The Newfoundland ferry docks at North Sydney. This gave me the opportunity to stop at a couple of my favourite shops in Sydney. First stop, was Ed’s second-hand book store where for two dollars I purchased Larry Mc Cann (ed.) People and Place. Studies in Small Town Life in the Maritimes. Later, I had a coffee at Doktor Luke’s, which also has second-hand books. There, I picked up a copy of David Ehrenfeld’s book Beginning Again. People and Nature in the New Millennium.
The McCann book was published in 1987. It contains a wide range of essays by faculty at Mount Allison. The essays are divided into three categories: Casting the Pattern, the Passing of Traditional Society, and Contemporary Small Town Life.
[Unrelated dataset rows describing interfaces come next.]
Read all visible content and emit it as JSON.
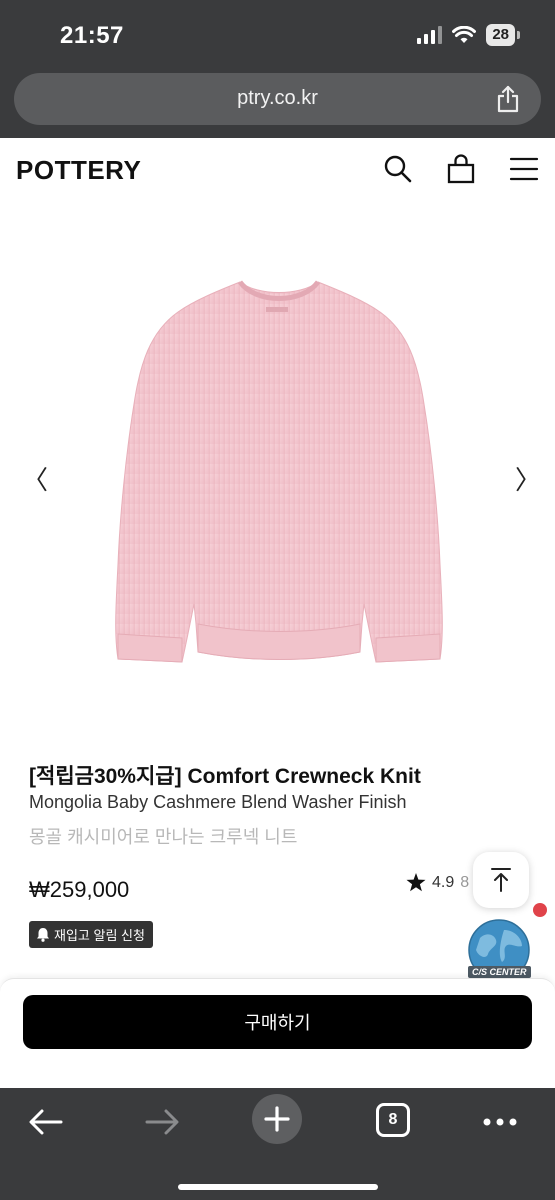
{
  "status_bar": {
    "time": "21:57",
    "battery": "28"
  },
  "browser": {
    "url": "ptry.co.kr",
    "tab_count": "8"
  },
  "site": {
    "logo": "POTTERY"
  },
  "product": {
    "title": "[적립금30%지급] Comfort Crewneck Knit",
    "subtitle": "Mongolia Baby Cashmere Blend Washer Finish",
    "description": "몽골 캐시미어로 만나는 크루넥 니트",
    "price": "₩259,000",
    "rating": "4.9",
    "rating_extra": "8",
    "restock_notify": "재입고 알림 신청",
    "image_color": "#f3c7cf"
  },
  "floating": {
    "cs_center": "C/S CENTER"
  },
  "purchase": {
    "buy_label": "구매하기"
  },
  "colors": {
    "chrome": "#3a3b3d",
    "buy_button": "#000000",
    "notify_dot": "#e0434a"
  }
}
Besides the book title, the essays that caught my attention were:
Carrie MacMillan. Seaward Vision and a Sense of Place. the Maritime Novel 1880-1920.
Eric Ross. The Rise and Fall of Pictou Island.
While I had a copy of Ehrenfeld’s book at home, I had not previously noticed his chapter on ‘The Roots of Prophecy: Orwell and Nature’. This seemed serendipitous.
I had specifically called my blog site: the Ernest Blair experiment. Ernest celebrates Ernest Buckler. Blair recognizes Eric Blair aka George Orwell.
Ehrenfeld talks about the three qualities that Orwell used in his analysis of the changing life of his, and our times. The first is honesty. The second is reliability/continuity/durability/resilience . And finally, the third property of nature important to Orwell is beauty and serenity.
“Orwell had two visions of utopia: one, a vision of a world in which nature is cherished and improved by a gentle and caring human civilization, and the other a vision of a world in which people treat each other decently and fairly, without exploitation.
Ultimately, as we see in The Road to Wigan Pier, the two visions came together in the picture of a ‘simpler’, ‘harder’ predominantly agricultural way of life in which the machine is present, but under human control and ‘progress’ is not definable as making the world safe for little fat men. A world in which progress, itself, is not a form of exploitation.” Ehrenfeld see page 27.
Thought: “Living in the Moment”
Does this concept change as you get older ? That is, you have a finite number of moments. Can you replace living in the moment (time) with living in the place (space) ?Why do older people go on cruises ? Change the place; change the moment. Its time/space. Not time or space.
What is the meaning of going back to visit old haunts ? Realize changing time, but same space ? Not really, spaces (landscapes) change too!
The value of a long term relationship with a place e.g. a garden. Growing things, different seasons.
Why in youth, keep moving ? Different spaces. Living in different moments Are we trying to extend the good moments. No, trying to find the right space. Is it the moment or is it the sense of being able to change or control ? Is there a progression as you age ? The changing perception of time/space, over a lifetime or over a lifespace.
Larry McCann (editor). 1987. People and Place. Studies of Small Town Life in the Maritimes. Acadiensis Press. Mount Allison University.
David Ehrenfeld.1993. Beginning Again. People and Nature in the New Millennium. Oxford University Press.
George Orwell. 1937. The Road to Wigan Pier. Gollancz Press.